The 3 worst mistakes you could make in a fight that could cost you your life
In an ideal world, you’ll never get involved in a street fight, but it’s always best to prepare for the worst, and that includes knowing not just what to do in a self-defense situation, but also what not to do.
In this video, Dr. Mark Phillips from the London Wing Chun Academy and ‘Fight Science’ YouTube channel breaks down what he believes to be the three worst mistakes that people commonly make in a street fight scenario.
1. Allowing Someone To Make The First Move
This is a tricky one, because if you’re a law-abiding citizen then you don’t want to get yourself in trouble by throwing the first punch.
At the same time, you have to balance that with the seemingly endless array of videos on YouTube that prove that the person who makes the first move often ends up winning, particularly if they catch their opponent off-guard with a sucker punch.
Essentially, the theory here appears to be to keep a pro-active mindset rather than a reactive one.
”It is not always about punching someone first, it is more the case of prevention and control,” Phillips states in an article accompanying the video. “You must gain control of the situation for your own personal safety and security. Be aware of the surroundings and never let someone have control over you in a fight.”
2. Assuming Your Attacker Will Move How You Expect
A bad habit that martial artists can pick up is assuming that people on the street will fight in the same way that they are used to seeing in the gym.
While they may not have skill and technique, untrained fighters are dangerous because they are unpredictable and aren’t playing by the rules.
Therefore, it’s best to remain open-minded and not be too set in your ways or you risk getting caught out by a street fighter’s erratic movement and awkward angles.
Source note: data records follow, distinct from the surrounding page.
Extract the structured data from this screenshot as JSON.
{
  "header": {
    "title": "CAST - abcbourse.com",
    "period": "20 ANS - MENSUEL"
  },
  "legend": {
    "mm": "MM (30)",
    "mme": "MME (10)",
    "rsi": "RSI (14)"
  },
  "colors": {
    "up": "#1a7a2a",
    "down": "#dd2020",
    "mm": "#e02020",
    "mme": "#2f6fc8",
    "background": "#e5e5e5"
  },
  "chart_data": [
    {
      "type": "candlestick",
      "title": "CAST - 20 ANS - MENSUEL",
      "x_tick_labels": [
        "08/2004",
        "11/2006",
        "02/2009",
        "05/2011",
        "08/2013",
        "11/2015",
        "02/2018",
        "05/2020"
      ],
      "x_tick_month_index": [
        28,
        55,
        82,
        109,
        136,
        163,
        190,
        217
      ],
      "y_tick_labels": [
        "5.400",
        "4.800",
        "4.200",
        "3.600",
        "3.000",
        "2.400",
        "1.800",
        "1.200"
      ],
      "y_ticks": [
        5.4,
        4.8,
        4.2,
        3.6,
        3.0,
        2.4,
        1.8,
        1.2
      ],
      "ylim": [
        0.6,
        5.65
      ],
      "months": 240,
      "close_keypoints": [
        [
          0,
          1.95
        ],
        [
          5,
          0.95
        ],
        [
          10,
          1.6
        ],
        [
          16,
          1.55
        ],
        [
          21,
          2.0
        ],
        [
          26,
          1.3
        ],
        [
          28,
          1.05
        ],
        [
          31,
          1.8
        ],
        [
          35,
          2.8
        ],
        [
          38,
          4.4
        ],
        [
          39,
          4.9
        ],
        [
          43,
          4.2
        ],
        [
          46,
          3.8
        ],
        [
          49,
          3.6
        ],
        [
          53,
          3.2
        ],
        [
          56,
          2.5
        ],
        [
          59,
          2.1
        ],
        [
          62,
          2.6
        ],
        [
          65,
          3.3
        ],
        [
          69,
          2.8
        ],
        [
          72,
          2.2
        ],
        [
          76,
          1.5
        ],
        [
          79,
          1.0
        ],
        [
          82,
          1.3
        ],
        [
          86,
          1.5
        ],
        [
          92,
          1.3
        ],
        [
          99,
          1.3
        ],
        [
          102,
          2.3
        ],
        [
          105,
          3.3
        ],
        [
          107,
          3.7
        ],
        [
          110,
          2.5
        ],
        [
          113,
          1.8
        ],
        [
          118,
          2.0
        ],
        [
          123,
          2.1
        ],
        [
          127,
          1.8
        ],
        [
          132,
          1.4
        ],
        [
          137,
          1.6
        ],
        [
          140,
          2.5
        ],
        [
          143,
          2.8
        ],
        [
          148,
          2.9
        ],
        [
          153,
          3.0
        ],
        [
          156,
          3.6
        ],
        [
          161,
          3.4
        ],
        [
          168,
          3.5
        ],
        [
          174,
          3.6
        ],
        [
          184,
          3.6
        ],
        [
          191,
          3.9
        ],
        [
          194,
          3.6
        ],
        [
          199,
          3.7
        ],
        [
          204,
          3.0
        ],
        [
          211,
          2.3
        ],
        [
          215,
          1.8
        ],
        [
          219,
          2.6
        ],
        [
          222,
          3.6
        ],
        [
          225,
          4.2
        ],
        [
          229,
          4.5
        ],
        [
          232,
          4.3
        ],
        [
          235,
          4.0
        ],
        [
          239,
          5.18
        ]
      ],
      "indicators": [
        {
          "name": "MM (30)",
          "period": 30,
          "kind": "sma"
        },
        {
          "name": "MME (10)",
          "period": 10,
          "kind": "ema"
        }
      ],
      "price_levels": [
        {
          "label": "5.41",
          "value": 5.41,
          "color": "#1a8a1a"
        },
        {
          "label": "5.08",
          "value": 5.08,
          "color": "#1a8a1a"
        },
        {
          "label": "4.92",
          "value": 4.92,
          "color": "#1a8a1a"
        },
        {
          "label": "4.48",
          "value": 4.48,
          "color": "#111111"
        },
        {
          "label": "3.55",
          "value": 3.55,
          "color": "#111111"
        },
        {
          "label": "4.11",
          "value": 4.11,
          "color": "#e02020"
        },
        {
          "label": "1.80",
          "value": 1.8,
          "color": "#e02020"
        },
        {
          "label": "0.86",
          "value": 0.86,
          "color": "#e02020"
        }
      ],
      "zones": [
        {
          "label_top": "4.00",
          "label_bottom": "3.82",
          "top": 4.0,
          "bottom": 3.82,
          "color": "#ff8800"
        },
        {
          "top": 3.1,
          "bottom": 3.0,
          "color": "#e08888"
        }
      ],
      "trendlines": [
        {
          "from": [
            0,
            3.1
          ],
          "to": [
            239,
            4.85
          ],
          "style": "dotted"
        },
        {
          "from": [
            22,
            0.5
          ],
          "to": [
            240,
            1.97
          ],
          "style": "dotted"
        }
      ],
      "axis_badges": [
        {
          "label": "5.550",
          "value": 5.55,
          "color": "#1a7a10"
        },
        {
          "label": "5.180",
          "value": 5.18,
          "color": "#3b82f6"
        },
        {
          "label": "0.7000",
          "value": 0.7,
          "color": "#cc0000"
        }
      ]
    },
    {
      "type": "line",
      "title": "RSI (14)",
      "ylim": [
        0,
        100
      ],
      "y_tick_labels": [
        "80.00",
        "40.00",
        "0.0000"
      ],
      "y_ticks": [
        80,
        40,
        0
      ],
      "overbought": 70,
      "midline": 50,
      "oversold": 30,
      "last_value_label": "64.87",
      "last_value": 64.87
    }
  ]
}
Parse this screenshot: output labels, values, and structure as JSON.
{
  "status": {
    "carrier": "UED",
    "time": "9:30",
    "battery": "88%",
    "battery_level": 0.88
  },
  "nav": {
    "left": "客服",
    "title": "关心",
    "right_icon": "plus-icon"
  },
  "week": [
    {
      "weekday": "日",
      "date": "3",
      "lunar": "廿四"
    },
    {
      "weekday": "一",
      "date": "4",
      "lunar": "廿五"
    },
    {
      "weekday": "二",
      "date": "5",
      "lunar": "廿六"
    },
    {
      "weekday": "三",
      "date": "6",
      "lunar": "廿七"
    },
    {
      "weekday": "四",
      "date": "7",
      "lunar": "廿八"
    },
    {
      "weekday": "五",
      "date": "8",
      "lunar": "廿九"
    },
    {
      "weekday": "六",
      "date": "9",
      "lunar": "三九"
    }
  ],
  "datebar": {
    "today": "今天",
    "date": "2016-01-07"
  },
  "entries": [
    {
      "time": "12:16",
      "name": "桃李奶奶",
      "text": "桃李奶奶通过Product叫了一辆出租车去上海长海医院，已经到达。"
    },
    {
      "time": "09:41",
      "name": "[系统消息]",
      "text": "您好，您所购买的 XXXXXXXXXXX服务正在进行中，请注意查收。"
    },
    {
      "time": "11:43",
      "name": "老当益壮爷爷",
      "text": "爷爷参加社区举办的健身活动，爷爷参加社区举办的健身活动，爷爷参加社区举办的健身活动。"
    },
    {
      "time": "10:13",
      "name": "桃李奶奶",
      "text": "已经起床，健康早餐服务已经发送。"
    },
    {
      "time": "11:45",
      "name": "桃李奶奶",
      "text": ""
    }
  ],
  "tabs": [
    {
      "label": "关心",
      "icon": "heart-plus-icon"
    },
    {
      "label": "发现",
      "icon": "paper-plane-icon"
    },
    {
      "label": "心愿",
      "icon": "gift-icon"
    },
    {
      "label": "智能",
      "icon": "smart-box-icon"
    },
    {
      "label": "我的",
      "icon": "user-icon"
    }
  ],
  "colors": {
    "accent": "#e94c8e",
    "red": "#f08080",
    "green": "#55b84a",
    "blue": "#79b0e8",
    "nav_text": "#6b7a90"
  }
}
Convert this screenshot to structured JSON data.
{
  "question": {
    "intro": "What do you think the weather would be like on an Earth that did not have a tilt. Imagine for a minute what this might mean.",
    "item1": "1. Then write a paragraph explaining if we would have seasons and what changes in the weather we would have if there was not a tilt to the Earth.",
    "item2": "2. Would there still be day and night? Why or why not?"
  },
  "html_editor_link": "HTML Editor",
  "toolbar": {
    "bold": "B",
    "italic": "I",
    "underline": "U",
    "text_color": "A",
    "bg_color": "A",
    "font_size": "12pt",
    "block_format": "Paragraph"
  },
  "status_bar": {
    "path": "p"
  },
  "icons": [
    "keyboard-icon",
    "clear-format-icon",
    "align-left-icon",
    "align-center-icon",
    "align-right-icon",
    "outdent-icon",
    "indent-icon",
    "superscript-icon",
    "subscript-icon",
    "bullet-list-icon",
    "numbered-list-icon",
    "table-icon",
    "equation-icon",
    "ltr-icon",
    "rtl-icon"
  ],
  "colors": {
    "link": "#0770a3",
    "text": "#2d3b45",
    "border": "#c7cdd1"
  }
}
Conversely, don’t assume that your attacker doesn’t know how to fight, as it’s entirely possible that they have some kind of martial arts training.
3. Not Thinking About Your Own Safety: Believing That You Won’t Get Hurt
Pride comes before a fall, and so believing that you’re untouchable and won’t get hurt is a critical error in a street-fight scenario.
This is a particular risk for people who do train in some aspect of martial arts and can lead to complacency, over-confidence, and in some cases result in being unprepared when things don’t go according to plan.
If you go into a fight expecting that you’ll get hit and hurt then you will be in a much better position mentally to cope with that adversity.